Developing benchmarks for genome analysis
Several problems in biology depend on computional methods to discover important features. Examples of this are the prediction of where genes are located in a large stretch of DNA sequence, and the prediction of where molecules will attach to DNA in order to control which genes are active and not. As tens or even hundreds of different methods have been proposed for some of these problems, it is often difficult for biologists to know which of the many methods to use on real problems. Benchmarks that allow biologists to compare the performance of alternative methods on data sets where the true answer is known play an important role in guiding such a selection of appropriate methods.
A previous master student in the group have developed a generic system for handling data sets and user interfaces to benchmarks, and another previous master student have looked into evaluation measures for benchmarking.
The goal of the task is to construct a suite of benchmarks that can be used to evaluate the performance of alternative methods for a selection of problems in DNA analysis. The aim would be that the collection can serve as a preferred resource for biologists wanting to evaluate candidate methods to use for their particular problem. It could also be useful for developers of new methods that want to show the strenghts of their new method in relation to previously available methods.

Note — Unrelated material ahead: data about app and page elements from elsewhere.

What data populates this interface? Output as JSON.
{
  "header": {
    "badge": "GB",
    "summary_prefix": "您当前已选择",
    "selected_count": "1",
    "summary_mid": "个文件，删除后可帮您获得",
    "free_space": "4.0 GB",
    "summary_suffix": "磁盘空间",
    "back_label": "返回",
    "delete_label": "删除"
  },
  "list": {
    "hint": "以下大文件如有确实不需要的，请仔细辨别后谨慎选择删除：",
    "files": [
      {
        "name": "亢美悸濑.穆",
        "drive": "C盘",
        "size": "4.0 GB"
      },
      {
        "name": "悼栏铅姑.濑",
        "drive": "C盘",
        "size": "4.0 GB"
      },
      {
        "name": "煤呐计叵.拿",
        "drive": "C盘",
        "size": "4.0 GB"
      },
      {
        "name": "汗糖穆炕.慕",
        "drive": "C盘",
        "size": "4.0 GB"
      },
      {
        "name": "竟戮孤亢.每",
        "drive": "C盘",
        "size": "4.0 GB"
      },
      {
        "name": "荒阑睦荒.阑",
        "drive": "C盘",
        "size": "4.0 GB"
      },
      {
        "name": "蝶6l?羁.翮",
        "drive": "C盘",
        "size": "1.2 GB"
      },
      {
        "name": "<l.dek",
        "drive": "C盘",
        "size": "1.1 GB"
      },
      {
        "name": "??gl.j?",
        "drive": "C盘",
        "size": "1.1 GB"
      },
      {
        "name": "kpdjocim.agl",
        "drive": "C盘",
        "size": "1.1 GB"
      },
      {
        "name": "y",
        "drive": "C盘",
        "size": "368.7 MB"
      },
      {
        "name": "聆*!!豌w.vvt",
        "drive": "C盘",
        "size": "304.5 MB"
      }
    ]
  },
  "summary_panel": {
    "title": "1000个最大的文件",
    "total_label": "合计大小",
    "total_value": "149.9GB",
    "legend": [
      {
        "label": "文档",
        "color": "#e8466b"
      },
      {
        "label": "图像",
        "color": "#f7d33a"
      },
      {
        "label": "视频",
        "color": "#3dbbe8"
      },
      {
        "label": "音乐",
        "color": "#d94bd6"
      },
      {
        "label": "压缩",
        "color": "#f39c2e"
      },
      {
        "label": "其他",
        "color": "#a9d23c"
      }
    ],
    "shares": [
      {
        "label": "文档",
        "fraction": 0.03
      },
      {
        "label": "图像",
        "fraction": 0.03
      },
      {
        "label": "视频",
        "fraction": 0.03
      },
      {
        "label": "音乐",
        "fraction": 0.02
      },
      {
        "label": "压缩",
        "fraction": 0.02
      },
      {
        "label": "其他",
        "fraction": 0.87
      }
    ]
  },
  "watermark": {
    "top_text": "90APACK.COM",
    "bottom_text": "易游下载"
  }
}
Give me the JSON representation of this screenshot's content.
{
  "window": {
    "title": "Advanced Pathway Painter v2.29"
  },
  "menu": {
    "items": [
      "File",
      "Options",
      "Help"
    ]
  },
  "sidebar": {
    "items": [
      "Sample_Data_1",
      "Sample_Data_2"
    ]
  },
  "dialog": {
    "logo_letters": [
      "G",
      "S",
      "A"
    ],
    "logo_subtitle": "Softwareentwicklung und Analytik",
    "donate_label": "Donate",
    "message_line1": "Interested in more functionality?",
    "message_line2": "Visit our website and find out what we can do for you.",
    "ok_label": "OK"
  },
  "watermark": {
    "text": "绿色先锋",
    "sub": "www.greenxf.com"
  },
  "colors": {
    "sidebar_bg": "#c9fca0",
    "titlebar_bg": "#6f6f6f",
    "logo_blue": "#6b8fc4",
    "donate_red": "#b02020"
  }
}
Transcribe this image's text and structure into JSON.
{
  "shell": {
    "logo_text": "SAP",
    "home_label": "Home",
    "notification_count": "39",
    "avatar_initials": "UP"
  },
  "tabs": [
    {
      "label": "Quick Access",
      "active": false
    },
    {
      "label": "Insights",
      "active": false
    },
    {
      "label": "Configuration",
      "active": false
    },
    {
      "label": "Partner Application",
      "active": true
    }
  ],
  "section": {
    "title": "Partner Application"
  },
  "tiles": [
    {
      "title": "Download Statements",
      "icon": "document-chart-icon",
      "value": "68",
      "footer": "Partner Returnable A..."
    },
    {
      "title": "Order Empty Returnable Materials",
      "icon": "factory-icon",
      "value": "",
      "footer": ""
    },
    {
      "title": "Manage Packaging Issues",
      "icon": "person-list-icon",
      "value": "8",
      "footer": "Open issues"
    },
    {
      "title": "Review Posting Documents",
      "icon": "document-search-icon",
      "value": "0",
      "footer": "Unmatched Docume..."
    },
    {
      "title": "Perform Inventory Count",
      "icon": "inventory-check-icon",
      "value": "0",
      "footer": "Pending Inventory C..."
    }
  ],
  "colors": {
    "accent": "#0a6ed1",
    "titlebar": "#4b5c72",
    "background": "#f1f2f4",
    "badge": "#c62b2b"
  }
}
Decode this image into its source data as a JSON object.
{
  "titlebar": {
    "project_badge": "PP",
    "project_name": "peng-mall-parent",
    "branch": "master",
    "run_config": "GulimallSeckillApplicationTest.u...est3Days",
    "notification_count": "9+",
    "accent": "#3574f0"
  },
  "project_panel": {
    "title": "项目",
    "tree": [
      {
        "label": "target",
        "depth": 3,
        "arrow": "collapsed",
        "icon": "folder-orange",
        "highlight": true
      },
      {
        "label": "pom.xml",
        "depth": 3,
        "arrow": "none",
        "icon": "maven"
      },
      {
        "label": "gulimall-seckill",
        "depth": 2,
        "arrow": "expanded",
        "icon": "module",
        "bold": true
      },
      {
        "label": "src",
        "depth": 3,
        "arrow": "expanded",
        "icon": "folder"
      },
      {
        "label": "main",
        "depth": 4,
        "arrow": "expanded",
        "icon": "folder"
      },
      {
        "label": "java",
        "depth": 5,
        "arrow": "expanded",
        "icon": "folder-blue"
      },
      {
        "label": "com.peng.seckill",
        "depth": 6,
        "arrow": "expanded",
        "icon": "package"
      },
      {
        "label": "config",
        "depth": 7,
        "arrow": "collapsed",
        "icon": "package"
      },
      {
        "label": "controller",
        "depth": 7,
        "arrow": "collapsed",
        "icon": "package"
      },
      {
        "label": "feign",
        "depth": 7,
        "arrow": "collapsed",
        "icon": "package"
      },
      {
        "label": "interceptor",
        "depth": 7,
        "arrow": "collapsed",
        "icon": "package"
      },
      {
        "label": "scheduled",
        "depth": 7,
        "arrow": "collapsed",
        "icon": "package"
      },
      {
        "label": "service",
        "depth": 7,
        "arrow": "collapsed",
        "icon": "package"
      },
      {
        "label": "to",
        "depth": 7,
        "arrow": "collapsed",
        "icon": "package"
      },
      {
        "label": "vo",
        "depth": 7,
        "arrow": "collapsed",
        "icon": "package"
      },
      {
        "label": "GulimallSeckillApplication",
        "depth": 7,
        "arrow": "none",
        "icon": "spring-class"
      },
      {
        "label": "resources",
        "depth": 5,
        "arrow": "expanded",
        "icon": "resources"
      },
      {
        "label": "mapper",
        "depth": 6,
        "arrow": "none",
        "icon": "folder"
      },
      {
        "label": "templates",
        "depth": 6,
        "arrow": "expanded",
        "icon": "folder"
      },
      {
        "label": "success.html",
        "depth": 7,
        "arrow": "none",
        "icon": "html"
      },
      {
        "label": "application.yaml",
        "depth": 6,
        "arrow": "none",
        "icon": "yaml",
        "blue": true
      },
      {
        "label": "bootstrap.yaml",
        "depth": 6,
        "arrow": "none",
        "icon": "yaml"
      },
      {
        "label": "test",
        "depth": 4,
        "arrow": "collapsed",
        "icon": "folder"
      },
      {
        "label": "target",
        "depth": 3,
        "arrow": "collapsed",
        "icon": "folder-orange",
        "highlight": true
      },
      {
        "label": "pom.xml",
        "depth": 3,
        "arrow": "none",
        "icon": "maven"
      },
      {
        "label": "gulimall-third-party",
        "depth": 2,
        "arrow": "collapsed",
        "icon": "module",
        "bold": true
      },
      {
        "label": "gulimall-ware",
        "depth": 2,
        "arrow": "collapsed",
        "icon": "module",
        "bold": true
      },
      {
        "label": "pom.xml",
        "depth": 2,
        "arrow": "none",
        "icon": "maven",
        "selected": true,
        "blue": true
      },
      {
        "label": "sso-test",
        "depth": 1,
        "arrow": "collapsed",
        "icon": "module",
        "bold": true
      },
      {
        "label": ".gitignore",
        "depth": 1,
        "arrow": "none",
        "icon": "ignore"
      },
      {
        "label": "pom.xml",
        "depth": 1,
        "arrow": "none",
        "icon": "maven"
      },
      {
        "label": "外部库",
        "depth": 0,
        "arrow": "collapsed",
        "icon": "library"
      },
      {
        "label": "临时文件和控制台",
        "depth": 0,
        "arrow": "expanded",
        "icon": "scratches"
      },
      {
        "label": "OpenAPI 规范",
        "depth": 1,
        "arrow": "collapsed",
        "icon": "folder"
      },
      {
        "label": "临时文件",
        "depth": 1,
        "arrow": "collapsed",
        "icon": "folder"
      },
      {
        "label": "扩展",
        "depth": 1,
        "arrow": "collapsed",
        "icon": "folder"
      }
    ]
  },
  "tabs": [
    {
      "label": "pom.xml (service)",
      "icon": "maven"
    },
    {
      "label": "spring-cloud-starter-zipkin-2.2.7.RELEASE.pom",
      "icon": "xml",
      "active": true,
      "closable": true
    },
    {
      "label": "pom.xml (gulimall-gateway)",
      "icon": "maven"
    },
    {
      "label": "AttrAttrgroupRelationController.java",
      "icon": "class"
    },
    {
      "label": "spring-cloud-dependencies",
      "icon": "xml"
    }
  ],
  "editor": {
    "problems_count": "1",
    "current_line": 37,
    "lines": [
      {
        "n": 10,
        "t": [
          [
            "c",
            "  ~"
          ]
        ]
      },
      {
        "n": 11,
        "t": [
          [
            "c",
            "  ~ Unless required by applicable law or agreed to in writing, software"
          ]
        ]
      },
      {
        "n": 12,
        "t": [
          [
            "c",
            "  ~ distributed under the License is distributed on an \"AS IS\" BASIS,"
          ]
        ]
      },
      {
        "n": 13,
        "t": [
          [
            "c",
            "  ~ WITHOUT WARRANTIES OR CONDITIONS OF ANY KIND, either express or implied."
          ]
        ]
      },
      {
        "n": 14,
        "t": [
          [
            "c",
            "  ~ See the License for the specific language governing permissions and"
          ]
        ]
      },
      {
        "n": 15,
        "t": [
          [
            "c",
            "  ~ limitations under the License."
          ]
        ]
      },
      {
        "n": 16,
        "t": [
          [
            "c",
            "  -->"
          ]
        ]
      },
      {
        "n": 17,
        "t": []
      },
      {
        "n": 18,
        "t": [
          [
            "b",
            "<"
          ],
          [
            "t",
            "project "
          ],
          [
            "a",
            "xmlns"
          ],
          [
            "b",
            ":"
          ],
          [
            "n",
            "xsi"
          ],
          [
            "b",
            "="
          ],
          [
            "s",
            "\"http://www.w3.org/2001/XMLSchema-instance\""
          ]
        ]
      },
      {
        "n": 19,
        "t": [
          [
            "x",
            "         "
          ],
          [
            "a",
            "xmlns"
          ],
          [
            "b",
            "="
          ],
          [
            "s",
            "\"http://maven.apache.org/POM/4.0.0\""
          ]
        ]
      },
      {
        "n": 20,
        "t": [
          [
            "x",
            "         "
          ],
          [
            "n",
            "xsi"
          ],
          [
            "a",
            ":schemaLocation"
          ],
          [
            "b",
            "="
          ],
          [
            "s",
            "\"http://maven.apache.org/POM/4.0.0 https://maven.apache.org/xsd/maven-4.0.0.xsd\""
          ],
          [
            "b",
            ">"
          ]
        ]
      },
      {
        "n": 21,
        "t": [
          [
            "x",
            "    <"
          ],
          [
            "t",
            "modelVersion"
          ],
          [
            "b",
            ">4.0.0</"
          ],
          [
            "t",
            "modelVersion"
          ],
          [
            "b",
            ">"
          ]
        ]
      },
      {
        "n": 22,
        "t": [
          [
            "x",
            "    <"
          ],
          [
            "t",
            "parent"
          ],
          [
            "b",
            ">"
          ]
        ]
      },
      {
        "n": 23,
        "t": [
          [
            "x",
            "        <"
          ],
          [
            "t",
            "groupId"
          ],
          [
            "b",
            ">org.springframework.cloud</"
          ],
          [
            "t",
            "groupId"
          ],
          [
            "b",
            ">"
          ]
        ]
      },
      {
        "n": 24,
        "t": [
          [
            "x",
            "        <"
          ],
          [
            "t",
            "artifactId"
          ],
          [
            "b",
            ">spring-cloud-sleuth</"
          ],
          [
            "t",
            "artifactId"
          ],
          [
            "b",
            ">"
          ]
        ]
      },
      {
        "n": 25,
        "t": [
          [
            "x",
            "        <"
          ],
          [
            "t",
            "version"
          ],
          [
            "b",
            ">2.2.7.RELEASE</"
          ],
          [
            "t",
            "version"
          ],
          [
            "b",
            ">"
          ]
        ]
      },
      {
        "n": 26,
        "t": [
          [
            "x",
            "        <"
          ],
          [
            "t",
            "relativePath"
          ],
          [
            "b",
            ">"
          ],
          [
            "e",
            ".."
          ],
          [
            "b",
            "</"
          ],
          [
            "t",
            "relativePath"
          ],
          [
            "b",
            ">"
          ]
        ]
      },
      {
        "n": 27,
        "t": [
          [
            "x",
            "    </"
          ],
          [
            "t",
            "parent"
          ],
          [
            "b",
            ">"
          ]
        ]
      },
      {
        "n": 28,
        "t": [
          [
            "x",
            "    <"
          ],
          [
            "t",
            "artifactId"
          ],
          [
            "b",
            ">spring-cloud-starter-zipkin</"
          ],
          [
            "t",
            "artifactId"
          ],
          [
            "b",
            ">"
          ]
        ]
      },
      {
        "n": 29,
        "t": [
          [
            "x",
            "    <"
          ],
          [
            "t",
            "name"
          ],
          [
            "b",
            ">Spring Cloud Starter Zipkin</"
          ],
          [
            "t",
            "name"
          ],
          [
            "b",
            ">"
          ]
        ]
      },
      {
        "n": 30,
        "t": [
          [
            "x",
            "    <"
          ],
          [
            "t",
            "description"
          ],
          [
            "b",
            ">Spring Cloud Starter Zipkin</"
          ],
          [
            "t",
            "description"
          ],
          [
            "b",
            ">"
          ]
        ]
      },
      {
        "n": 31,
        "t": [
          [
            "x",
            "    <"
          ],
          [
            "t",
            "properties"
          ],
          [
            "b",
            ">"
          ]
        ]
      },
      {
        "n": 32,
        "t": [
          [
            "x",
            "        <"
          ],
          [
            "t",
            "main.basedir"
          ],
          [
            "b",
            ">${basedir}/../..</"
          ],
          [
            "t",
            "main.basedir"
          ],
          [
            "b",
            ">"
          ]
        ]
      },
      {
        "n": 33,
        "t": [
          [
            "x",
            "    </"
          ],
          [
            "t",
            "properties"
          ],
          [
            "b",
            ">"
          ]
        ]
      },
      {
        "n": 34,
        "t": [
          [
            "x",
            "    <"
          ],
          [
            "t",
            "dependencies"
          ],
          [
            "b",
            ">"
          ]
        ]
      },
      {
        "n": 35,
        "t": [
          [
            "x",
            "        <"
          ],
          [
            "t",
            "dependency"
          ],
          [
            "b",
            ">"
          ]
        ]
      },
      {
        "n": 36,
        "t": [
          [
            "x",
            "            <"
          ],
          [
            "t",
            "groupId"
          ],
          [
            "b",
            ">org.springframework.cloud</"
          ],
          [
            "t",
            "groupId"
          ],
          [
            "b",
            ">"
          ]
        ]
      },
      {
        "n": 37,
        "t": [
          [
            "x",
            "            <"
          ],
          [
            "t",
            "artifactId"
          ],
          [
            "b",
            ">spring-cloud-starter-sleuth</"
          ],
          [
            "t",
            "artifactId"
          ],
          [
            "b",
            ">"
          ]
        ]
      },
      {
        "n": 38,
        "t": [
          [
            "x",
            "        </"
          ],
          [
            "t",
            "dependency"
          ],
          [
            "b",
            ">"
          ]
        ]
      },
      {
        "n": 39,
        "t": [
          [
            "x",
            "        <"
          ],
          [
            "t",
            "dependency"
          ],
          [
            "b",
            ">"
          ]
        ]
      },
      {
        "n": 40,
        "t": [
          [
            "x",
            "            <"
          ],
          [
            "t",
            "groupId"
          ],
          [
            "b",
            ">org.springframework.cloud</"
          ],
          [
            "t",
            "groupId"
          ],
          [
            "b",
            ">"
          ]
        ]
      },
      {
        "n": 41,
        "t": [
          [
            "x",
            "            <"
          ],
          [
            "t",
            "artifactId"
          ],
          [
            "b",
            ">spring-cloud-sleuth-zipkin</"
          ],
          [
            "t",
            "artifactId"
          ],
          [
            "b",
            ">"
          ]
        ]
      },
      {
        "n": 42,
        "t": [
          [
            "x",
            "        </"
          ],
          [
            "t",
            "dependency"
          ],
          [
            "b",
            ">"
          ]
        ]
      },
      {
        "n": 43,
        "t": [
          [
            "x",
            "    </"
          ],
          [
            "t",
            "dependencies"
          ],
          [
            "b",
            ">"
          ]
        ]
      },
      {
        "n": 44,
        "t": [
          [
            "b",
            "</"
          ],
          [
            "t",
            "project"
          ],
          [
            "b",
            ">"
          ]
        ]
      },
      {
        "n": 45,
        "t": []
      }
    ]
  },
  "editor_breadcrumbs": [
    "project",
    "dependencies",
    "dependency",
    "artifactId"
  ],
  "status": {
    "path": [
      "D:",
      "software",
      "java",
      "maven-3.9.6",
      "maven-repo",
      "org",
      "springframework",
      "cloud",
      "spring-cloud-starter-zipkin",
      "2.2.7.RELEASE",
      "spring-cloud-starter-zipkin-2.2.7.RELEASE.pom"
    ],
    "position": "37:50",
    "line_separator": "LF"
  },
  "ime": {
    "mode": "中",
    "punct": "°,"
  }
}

The student could have a background in either computer science or biology. The task requires a basic knowledge of biology (like a single introductory course), or at least an interest for learning about specific problems in biology. Similarly it requires a basic knowledge of programming, or at least an interest for learning programming during the task. The focus of the task could be varied, depending on whether the student have a background in computer science or biology, ensuring that the main competence is exploited for the task.